KiwiSaver's "Free Money"

We are well and truly into the New Year, the financial year is drawing to a close, but did you know you could greet the New Year with some free money? Alex explains.

 

People are often surprised to hear that the government actually hands out free money to everyone who contributes to KiwiSaver. It comes in the form of Member Tax Credits.

 

So how much Member Tax Credits (a.k.a “free money”) can you get?

 

That all depends how much you put in to KiwiSaver. The government will pay 50 cents for every dollar a member contributes annually up to a maximum payment of $521.43. This means that you must contribute $1,042.86 annually to qualify for the maximum payment of $521.43.

 

For most people who haven’t opted out for KiwiSaver, this will happen automatically by contributing (a minimum) three per cent of their income on KiwiSaver.
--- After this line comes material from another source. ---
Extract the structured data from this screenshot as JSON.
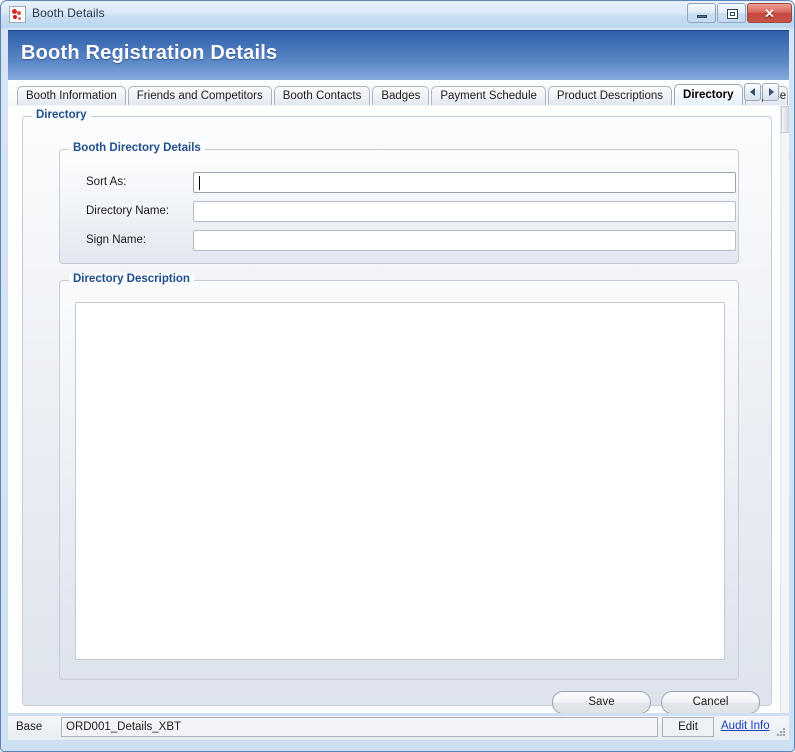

For most full-time workers this will take you over the $1042.86 threshold.

 

However, if you have not been contributing due to a KiwiSaver holiday or you are self-employed or you have been without a job, KiwiSaver’s Member Tax Credits could still work for you.

 

To explain, you may have heard this saying: "The best time to plant a tree was 20 years ago. The second best time is now!” As in previous mentioned situations, you are still eligible for KiwiSaver’s “free money” by manually adding some extra funds to your KiwiSaver. If you do this before the end of the KiwiSaver year (this year runs from 1 July to 30 June) you will receive this year’s Member Tax Credits.

 

If you don’t have a KiwiSaver or have some questions about it feel free to contact me for an obligation-free chat.

 

Fun Fact: Last year the government set aside a whopping $500 million of Member Tax Credits that were unclaimed by participants.

 

Also read this helpful Stuff.co.nz article:  http://www.stuff.co.nz/business/money/10506702/KiwiSavers-missing-400m

 

Alex Barendregt is a Registered Financial Adviser with Velocity Financial. No investment decision should be taken based on the information in this blog alone. A disclosure statement is available free of charge upon request